On Friday night, a transgender woman said she was attacked by two people on the C train. One arrest has been made in connection with that incident. 

“The point of this campaign is to raise awareness first,” said MTA Chairman Pat Foye, announcing the new campaign at Grand Central Terminal. “Perhaps in some cases to change behavior, but also to make clear… that this is unacceptable on the MTA system.”

Kiara St. James, founder and executive director of the New York Transgender Advocacy Group, lead the crowd in a call-and-response.

“Trans lives matter!” said St. James, her words reverberating off the marble walls and bouncing 12 stories high in the main concourse.

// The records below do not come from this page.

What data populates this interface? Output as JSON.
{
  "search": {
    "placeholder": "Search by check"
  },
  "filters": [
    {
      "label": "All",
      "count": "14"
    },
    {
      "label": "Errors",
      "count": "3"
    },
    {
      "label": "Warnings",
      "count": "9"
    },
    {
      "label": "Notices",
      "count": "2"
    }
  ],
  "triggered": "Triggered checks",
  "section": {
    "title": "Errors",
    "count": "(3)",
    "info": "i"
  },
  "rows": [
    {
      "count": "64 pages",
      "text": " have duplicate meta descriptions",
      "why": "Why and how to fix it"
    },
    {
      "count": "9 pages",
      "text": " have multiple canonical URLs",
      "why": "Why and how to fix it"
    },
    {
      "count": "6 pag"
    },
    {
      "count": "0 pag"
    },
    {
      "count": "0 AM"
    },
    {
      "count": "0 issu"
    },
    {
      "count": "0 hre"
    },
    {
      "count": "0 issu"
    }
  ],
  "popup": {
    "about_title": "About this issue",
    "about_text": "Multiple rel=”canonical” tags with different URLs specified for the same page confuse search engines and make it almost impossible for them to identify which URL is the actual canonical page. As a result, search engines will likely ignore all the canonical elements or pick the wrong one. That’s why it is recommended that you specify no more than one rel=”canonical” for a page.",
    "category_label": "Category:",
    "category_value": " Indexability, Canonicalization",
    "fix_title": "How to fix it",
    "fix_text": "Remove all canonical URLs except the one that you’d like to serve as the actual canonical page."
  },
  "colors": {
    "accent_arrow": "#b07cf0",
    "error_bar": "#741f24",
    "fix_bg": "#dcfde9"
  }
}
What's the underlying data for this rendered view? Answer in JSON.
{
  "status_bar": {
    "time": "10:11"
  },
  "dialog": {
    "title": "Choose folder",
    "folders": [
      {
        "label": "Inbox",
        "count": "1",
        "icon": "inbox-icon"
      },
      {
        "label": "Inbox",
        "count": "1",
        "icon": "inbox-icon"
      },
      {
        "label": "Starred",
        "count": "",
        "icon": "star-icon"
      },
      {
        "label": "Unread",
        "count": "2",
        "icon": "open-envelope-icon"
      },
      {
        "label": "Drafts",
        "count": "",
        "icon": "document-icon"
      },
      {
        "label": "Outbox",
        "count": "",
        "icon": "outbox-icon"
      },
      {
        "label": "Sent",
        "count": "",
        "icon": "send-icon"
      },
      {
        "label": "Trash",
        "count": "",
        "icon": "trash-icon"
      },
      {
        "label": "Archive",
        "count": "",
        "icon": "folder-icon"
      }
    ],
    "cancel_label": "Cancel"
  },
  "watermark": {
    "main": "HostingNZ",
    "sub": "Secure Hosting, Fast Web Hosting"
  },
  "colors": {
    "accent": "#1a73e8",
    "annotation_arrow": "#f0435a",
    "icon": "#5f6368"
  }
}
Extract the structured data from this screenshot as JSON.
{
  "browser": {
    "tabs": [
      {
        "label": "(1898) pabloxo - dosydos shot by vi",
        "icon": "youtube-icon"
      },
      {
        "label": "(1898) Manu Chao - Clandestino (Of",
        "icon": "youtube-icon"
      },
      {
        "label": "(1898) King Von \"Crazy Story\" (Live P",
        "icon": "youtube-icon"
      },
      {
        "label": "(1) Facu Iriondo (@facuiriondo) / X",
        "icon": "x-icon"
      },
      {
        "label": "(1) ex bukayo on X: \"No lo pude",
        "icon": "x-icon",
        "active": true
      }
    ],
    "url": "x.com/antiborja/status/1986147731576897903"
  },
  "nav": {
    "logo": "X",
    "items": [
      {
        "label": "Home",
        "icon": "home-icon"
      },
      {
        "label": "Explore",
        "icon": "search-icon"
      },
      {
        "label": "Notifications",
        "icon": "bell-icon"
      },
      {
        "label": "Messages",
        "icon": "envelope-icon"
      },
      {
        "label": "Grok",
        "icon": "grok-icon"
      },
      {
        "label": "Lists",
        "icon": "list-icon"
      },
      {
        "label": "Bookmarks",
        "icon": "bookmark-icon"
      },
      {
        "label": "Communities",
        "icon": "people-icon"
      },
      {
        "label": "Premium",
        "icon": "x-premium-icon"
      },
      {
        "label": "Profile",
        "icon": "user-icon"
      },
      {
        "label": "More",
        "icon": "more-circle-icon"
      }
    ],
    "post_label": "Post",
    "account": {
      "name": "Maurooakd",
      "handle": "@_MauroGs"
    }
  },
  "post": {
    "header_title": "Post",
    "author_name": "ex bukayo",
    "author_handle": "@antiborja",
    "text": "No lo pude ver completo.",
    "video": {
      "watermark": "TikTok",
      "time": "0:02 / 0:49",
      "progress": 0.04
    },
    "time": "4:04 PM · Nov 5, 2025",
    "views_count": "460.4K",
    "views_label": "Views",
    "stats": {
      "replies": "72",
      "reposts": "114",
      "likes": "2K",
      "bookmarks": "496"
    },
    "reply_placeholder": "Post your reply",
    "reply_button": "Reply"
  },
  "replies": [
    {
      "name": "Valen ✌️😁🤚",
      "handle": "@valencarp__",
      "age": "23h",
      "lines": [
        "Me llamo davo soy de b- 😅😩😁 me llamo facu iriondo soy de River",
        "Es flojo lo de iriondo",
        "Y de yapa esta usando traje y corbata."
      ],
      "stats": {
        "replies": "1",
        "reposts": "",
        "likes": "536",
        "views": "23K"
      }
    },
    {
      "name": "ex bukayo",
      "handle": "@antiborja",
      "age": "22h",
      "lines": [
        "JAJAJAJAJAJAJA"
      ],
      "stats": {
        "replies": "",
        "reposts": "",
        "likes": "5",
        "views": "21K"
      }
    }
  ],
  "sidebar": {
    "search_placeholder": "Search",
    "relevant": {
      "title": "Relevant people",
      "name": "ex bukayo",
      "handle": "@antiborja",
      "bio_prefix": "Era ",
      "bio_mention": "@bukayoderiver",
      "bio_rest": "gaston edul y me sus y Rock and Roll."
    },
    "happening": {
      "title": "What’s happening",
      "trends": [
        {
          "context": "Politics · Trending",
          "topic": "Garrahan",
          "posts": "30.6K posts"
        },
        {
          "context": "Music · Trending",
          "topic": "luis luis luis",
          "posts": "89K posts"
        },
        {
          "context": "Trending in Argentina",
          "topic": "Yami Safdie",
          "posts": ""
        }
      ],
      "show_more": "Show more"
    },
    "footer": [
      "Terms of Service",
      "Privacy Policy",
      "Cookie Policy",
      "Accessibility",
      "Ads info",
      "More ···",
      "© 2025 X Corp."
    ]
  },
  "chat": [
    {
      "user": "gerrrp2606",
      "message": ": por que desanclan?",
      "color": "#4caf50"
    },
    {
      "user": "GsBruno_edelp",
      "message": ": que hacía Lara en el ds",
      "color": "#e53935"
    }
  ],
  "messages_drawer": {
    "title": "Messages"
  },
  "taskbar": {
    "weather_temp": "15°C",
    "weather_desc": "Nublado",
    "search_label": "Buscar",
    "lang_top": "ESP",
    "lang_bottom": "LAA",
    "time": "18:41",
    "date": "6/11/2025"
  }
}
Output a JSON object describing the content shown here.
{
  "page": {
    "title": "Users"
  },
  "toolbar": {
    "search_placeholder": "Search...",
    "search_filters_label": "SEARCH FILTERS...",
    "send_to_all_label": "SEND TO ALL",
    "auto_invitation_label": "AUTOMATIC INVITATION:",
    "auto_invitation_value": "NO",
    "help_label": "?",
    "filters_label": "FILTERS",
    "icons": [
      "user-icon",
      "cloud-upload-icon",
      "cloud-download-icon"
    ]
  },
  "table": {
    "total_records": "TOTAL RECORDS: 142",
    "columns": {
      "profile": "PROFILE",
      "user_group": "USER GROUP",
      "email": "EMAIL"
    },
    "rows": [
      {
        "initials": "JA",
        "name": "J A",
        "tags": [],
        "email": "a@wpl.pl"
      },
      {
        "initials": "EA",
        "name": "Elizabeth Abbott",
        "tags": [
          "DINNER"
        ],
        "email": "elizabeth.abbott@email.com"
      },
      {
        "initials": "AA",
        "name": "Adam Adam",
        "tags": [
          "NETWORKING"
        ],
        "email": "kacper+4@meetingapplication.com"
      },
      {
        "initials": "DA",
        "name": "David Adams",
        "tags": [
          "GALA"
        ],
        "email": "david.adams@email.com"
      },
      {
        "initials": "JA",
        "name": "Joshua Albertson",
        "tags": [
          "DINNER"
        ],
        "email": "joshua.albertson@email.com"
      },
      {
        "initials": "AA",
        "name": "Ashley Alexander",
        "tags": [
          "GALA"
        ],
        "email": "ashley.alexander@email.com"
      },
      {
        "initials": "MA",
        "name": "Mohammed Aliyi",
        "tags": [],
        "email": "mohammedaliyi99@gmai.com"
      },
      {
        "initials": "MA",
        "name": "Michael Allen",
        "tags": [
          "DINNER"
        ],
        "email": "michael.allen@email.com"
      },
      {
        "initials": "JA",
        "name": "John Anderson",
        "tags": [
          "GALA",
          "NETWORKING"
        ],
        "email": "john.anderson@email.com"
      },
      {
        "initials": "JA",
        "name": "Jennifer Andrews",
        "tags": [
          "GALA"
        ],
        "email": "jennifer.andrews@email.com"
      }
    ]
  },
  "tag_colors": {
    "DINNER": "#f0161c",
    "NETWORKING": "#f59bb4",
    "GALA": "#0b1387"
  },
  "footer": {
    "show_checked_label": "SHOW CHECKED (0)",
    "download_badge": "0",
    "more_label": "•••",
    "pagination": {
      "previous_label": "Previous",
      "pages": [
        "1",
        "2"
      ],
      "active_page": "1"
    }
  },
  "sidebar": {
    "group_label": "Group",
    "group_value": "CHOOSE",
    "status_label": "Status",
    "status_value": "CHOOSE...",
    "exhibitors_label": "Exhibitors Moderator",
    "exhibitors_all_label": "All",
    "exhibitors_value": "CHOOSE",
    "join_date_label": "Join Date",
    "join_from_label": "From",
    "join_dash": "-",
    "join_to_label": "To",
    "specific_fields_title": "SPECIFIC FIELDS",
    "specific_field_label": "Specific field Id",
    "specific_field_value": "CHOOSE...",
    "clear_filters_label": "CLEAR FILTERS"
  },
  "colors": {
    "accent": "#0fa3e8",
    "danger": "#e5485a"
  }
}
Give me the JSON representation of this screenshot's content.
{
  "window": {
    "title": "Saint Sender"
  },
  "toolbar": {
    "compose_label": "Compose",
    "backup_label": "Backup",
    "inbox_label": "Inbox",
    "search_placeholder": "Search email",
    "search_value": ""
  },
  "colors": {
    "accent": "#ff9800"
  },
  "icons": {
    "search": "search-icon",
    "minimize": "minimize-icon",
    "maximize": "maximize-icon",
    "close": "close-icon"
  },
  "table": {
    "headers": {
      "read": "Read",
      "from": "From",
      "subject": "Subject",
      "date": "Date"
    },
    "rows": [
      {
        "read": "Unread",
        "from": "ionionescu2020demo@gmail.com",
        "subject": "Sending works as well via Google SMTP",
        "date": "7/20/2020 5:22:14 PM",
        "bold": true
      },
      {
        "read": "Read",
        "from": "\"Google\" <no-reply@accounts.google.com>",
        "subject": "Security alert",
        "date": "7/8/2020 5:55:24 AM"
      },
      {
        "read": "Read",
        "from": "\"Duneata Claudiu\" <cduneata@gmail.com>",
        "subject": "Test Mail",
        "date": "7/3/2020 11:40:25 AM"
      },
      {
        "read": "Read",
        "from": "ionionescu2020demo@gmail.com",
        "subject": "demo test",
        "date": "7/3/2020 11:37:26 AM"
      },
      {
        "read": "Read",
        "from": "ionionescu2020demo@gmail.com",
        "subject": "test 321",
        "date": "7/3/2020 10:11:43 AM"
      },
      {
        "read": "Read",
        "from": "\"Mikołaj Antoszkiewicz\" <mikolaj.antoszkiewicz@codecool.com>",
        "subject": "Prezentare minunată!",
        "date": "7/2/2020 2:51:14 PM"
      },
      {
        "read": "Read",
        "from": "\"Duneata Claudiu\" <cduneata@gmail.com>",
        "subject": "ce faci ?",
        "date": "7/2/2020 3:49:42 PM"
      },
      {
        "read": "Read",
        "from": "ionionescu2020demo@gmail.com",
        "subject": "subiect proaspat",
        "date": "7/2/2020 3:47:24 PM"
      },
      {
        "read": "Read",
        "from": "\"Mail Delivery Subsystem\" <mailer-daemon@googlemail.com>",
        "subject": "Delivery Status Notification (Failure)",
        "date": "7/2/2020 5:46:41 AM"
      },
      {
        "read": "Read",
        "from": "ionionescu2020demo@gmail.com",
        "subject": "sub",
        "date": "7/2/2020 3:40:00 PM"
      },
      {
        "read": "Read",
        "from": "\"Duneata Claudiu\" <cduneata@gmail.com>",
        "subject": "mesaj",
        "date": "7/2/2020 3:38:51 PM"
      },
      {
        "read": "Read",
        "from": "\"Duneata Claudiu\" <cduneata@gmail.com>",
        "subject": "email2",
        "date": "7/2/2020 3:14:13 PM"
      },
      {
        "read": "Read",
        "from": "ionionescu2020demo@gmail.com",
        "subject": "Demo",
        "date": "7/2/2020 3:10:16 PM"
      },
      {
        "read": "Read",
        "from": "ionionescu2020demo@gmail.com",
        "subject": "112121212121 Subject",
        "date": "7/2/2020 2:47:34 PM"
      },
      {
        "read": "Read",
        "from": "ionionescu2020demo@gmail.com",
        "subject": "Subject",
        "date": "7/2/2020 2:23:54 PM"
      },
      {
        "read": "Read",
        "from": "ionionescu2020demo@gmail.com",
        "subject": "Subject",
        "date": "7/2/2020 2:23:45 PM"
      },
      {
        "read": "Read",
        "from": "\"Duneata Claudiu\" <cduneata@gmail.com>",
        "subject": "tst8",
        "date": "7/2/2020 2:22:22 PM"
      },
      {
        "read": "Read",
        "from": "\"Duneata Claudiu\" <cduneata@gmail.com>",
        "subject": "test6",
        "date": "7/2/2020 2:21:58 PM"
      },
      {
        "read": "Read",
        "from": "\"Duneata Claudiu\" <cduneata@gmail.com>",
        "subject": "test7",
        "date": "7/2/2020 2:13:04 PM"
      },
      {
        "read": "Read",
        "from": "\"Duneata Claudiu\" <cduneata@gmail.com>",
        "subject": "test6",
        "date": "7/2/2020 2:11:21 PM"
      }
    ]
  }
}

The MTA’s website now has tips on what to do if you witness a possible hate crime, including writing down as many details as possible and taking a photo.

“We want everyone to feel safe,” said Sarah Meyer, Chief Customer Officer at New York City Transit. “That being said, photos are helpful to investigations and so are videos.”

Some riders, when asked about the campaign, said they thought it could have a positive effect.

Frank Stechel, who wears a yarmulke and lives in Highland Park, New Jersey, recalled how he’d been punched on the train when he was younger in what he believes was a targeted act.

“I think it’s great,” said Stechel of the new messaging, adding that he would “definitely” call the hotline if he witnessed or experienced harassment again.

But Claire Schweitzer from the Upper West Side was skeptical. She called it an example of “wanting to say you're doing something but not actually committing to making any real change.” She said she would rather see the MTA allocate more staff and resources toward addressing hate crimes instead of putting the onus on riders to report.

Commuters who’ve witnessed harassment should call the New York State Hate Crimes Task Force (1-888-392-3644), text “HATE” to 81336, or email/text If the crime is in progress, these digital billboards say to contact an MTA employee or police officer or to call 911 immediately.